Dogs can experience sensory issues like deafness and blindness. Learn how to adapt your care to keep your dog happy and healthy.
Just like humans, dogs can suffer from a number of sensory problems. Deafness and blindness are among the most common problems and can be caused by several factors, from old age to genetic factors and many more.
These conditions often have a huge impact on a dog’s life, but with the right care and attention, many dogs cope extraordinarily well.
You may notice a change in their behaviour, sometimes a result of fear, but there are a number of ways you can help them get accustomed to their new world.
Blindness in dogs
What causes blindness in dogs?
There are many reasons why a dog might go blind, either as a result of genetics, illness or injury. These include:
- old age
- progressive retinal atrophy (PRA)
- dry eye
- suddenly acquired retinal degeneration syndrome (SARDS).
Some causes of blindness can be inherited, such as PRA, which causes the retina to degenerate.
While some breeds can be more at risk of such conditions, it’s always worth checking with your breeder or vet to find out the potential issues your dog could inherit.
Is my dog going blind?
Many cases of blindness in dogs have a gradual onset, so you may start to notice them bumping into things or general clumsiness. They may also become easily scared or jumpy and become apprehensive, confused or anxious during playtime.
Many blind dogs experience depression and end up sleeping more than usual. They may also struggle to find water, food and toys.
You may notice a few physical signs of visual impairment, such as redness around the eye and cloudy or enlarged pupils.
If you suspect your dog may be struggling to see, speak to your vet immediately.
How to care for a blind dog
Most cases of blindness in dogs have no cure, but many dogs live a fulfilled and happy life without their sight.
Creating a safe space for your dog to retreat to can help them feel more secure. Designate a room or a corner and fill it with their water and food bowls, favourite toys and their bed. You should 'dog-proof' your home, removing any hazards or sharp objects that might injure them. Avoid moving things like furniture around too much to prevent confusion and accidents, this includes chairs being left out or large boxes, bags or anything which may be in their way.
Regularly talking to your dog can help them feel at ease and helps them locate you. Always use your voice to get their attention before stroking your dog to avoid scaring or startling them.
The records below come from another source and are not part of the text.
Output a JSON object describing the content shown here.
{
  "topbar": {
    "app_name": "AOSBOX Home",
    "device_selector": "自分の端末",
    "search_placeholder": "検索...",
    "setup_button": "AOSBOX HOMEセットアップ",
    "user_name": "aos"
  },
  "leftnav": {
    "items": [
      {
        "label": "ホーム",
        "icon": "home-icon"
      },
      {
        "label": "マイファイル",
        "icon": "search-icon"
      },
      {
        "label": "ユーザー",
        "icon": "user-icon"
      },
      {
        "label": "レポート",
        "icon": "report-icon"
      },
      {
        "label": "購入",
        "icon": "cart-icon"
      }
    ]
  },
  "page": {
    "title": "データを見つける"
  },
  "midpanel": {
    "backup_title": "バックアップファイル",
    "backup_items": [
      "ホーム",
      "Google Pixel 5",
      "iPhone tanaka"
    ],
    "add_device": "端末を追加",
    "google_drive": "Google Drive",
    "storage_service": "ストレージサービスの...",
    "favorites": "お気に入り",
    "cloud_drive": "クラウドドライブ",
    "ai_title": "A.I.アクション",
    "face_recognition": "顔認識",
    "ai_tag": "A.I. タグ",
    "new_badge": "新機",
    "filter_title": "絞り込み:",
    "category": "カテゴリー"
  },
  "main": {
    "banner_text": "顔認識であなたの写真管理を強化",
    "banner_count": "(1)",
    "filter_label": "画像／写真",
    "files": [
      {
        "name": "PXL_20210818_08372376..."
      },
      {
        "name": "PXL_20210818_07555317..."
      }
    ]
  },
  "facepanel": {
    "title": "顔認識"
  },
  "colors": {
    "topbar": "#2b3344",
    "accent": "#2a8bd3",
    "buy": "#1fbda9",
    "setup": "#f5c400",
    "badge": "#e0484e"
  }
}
You could install baby gates at the top and bottom of stairs to keep them safe, and using different textured rugs, carpets and flooring can help your dog build a mental map of their surroundings.
Many blind dog owners invest in noisy toys, which can be especially rewarding for their pets. Putting bells on other pets’ collars or on shoes can also help your dog locate their family members around the house.
All dogs must be microchipped under UK law and it’s even more important for blind dogs, who are more at risk of getting lost.
Deafness in dogs
What causes deafness in dogs?
Deafness can be caused by a number of factors, including:
- congenital defects
- chronic ear infections
- head injuries
- degenerative nerve changes
- old age
- ruptured eardrum
- diseases, such as tumours.
Some breeds are prone to congenital deafness, including Dalmatians, English Setters, Australian Shepherds and Jack Russells. While it’s not fully understood why this is the case, there appears to be a link between predominantly white or ‘merle’ coats and deafness.
Temporary deafness can be caused by blockages, mild infections and medication side effects, so it’s important to speak to your vet if you think your dog is experiencing hearing loss.
Is my dog deaf?
If your dog has significant hearing loss, they may become less obedient or attentive and stop responding when you call their name. They may also not notice or react to noises around your home, such as the hoover or the doorbell.
Deaf dogs are often difficult to wake up and become less active in their day-to-day lives.
If your dog starts to bark excessively or shake and tilt their head, this may be a sign of deafness.
If you think your dog is struggling to hear, speak to your vet as soon as possible.
How to care for a deaf dog
Deaf dogs can be easily scared, so it’s important to approach them and adjust their care to help them feel as safe as possible.
Always give your dog plenty of time to see you before touching or stroking them, so they know what to expect. Let other people know that your dog is deaf and consider having an ‘I’m deaf’ tag on their collar.
Avoid allowing your dog off the lead in busy or dangerous areas; they may not be able to hear you if you need to warn them of danger.
Don’t forget, your dog won’t hear the sounds that you might take for granted, such as aggressive growling from other dogs. This could potentially lead to conflicts, so maintaining firm control of the lead is essential.
Training is still possible with a deaf dog. This can be achieved with unique hand signals that indicate different commands. For example, using props like their lead or your car keys can help them understand when it’s time for a walk or a car ride. As with all dog training, patience is key to success.
Always let your dog know when you’re leaving the house. Don’t just disappear while they’re asleep or elsewhere in the house, as this can frighten them when they can’t find you.
It’s important to remember that deaf dogs sleep very deeply, so always wake them gently to avoid startling them. Putting a small piece of food under their nose or touching them gently away from their face can help rouse them without issues. Some dogs may bite if startled while they’re asleep.